TASK STATEMENT:
Report each line of the entries below that has the word "this" in it.

GIVEN DATA:
-*-*-
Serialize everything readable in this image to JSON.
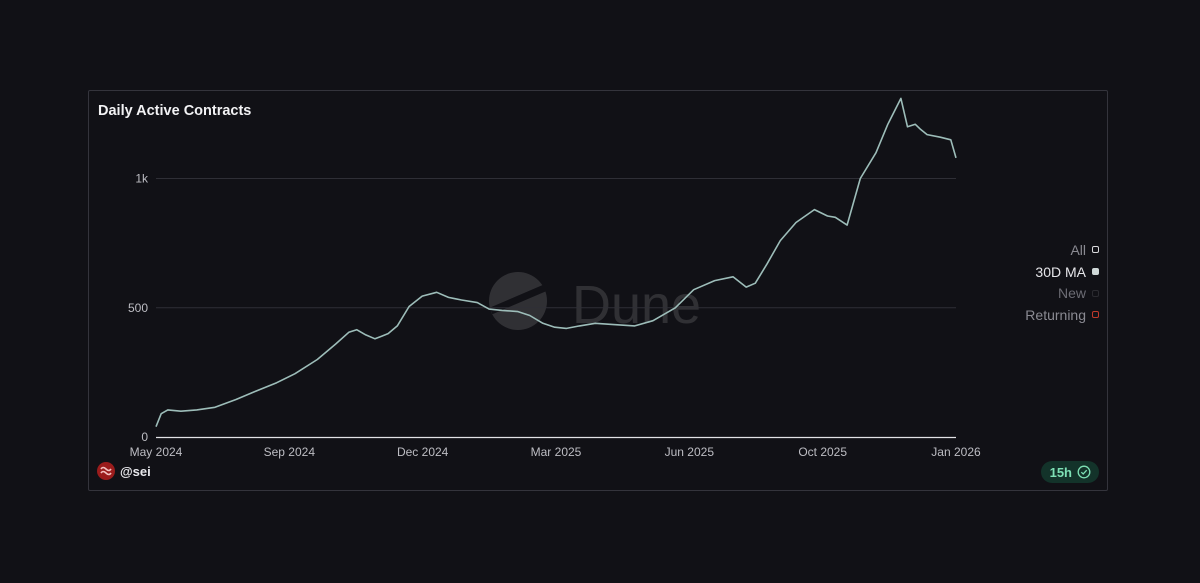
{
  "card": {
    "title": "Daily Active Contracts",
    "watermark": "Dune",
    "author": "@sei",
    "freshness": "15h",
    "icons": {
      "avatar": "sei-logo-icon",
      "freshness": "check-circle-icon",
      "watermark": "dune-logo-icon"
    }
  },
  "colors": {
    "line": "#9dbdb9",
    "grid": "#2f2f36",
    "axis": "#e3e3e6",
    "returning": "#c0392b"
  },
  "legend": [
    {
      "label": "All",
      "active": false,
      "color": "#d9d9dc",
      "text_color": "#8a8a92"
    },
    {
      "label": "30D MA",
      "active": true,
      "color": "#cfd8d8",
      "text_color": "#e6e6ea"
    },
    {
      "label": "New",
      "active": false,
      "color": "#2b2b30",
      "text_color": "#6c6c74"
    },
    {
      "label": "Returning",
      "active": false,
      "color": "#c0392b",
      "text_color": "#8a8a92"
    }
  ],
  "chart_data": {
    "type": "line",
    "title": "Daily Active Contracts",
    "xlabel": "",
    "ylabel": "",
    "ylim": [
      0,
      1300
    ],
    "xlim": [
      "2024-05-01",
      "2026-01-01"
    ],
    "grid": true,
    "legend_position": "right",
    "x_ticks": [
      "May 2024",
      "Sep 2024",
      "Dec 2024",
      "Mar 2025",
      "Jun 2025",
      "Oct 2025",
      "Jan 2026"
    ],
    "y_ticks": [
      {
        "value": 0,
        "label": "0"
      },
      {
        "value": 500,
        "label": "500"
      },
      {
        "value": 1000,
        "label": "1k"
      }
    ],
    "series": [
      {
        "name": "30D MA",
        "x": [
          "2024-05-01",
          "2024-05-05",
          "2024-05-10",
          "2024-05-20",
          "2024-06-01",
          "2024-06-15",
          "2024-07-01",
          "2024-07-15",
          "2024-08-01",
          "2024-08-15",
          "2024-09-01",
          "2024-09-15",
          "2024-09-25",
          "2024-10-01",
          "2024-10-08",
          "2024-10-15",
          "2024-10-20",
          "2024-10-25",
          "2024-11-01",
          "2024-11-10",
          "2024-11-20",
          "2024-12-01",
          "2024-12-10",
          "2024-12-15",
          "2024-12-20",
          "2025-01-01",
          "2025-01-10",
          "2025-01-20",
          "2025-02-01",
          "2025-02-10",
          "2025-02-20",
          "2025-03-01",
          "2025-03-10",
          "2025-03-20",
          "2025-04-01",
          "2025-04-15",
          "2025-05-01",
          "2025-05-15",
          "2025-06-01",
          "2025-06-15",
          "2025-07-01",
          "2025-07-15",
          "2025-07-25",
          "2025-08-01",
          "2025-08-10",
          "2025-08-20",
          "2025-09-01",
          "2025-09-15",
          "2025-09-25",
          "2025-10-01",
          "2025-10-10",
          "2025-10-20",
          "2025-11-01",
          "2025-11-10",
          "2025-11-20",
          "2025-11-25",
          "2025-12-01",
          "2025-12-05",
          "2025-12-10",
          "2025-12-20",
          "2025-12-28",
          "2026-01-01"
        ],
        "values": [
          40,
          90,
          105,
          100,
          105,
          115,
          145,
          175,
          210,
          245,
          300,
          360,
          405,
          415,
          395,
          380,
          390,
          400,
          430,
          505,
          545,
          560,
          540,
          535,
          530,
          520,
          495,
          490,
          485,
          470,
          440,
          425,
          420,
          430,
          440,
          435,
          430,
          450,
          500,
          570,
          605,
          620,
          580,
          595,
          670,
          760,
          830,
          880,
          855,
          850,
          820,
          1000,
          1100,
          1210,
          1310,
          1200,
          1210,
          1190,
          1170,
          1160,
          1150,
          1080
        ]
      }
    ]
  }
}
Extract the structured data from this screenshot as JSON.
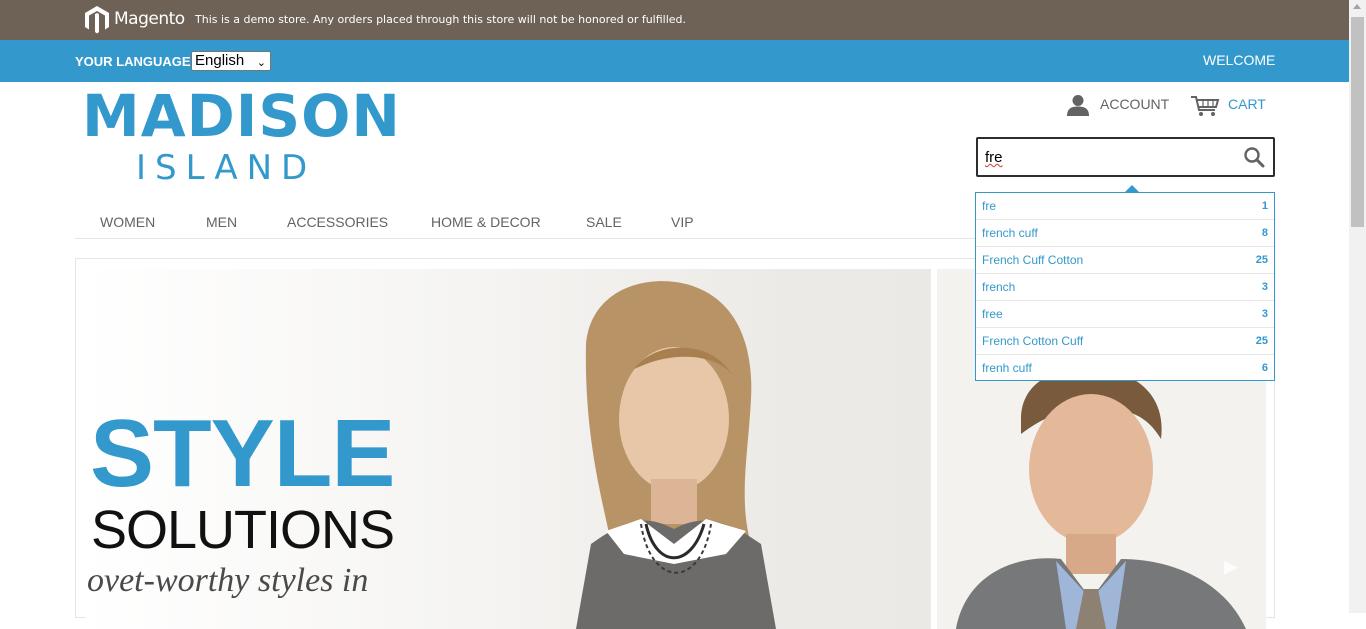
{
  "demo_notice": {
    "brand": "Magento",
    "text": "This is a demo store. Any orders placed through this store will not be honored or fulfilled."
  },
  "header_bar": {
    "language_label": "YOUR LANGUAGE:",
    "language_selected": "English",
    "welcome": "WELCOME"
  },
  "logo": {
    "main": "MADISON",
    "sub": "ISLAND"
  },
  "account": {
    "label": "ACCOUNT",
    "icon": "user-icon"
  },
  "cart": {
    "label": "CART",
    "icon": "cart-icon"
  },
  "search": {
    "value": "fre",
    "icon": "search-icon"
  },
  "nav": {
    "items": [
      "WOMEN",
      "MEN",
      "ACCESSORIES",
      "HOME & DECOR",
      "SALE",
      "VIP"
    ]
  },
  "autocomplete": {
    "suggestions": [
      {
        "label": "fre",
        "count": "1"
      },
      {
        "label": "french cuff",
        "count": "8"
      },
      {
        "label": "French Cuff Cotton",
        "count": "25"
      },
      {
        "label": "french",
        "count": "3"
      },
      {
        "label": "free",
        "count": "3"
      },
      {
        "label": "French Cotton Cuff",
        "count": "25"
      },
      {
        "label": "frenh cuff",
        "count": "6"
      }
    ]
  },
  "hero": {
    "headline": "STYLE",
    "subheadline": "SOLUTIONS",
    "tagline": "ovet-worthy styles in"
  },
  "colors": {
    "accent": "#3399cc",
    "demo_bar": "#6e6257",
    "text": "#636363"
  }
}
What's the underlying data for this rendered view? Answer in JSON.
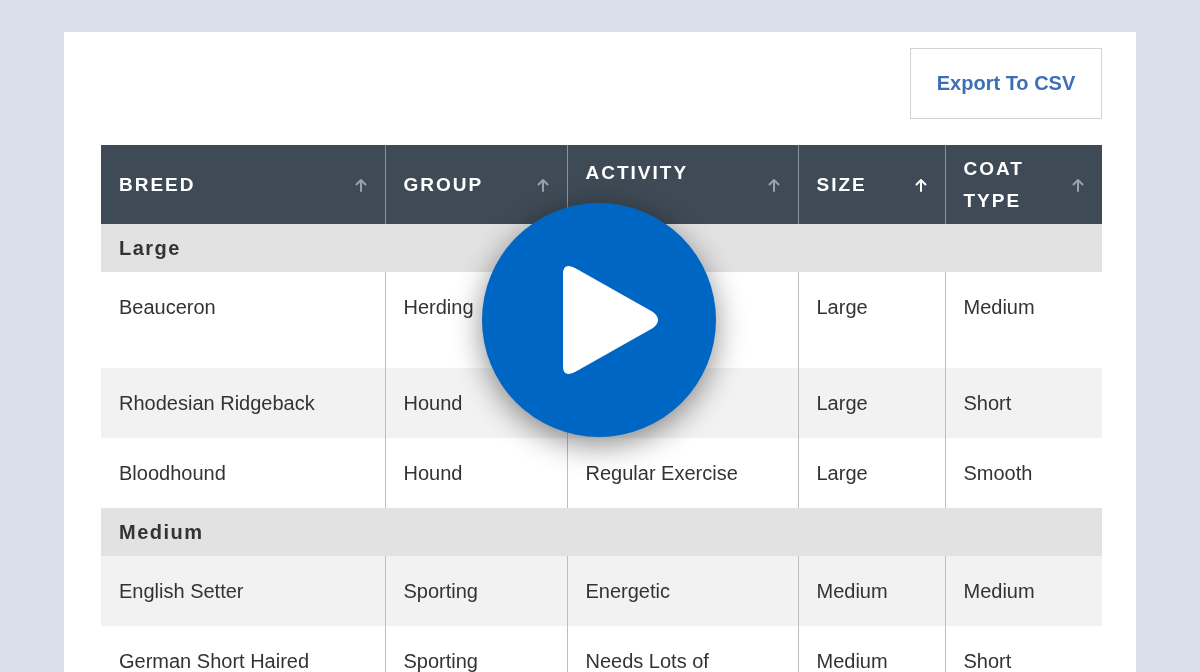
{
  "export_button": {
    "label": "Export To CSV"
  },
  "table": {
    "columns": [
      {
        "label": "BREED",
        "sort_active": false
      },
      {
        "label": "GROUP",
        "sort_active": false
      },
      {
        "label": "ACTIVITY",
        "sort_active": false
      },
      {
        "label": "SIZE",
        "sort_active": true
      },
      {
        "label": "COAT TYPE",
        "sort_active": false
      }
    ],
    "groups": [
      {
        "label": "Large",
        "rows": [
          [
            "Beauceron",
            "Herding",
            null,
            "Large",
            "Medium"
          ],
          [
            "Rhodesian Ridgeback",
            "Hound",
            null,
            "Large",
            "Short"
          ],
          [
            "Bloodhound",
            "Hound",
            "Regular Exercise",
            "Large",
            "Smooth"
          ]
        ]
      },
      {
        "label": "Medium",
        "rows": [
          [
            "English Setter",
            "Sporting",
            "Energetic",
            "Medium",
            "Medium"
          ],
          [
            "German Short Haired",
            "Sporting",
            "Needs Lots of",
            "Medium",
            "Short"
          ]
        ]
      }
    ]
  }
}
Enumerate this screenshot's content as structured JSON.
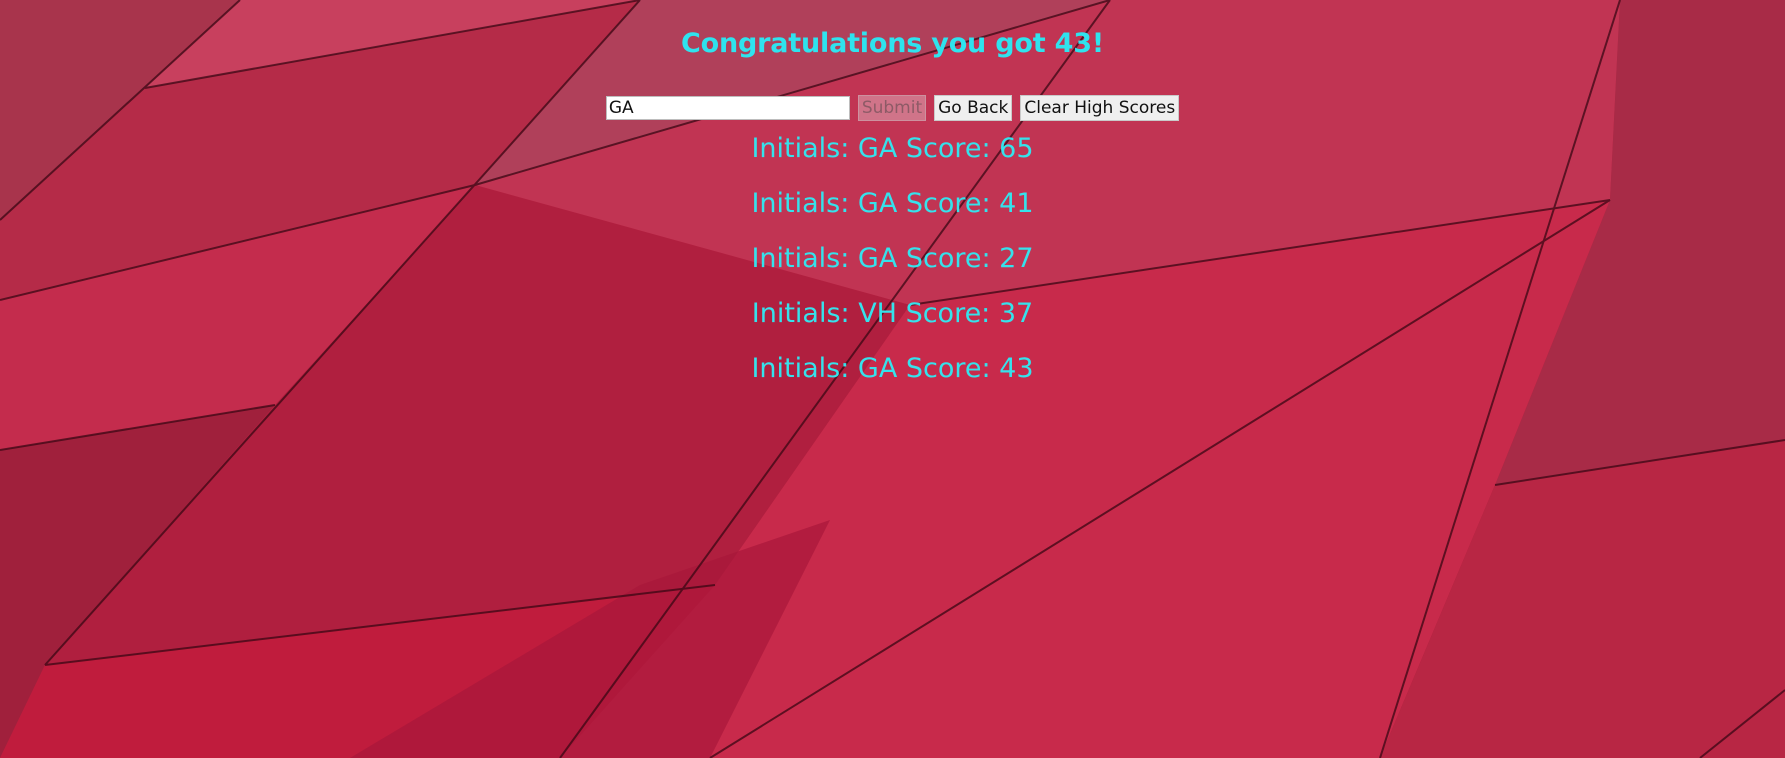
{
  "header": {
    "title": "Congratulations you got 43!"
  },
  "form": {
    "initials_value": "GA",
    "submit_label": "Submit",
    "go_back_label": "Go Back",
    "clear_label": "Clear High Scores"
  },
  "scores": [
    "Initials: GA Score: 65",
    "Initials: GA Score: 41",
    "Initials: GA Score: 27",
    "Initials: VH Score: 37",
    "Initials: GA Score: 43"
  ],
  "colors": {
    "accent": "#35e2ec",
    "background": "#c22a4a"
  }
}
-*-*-
SOLUTION TO THE EXERCISE:
Serialize everything readable in this image to JSON.
Extract the structured data from this screenshot as JSON.
    "text": "This is a demo store. Any orders placed through this store will not be honored or fulfilled."
What's the underlying data for this rendered view? Answer in JSON.
Enumerate this screenshot's content as structured JSON.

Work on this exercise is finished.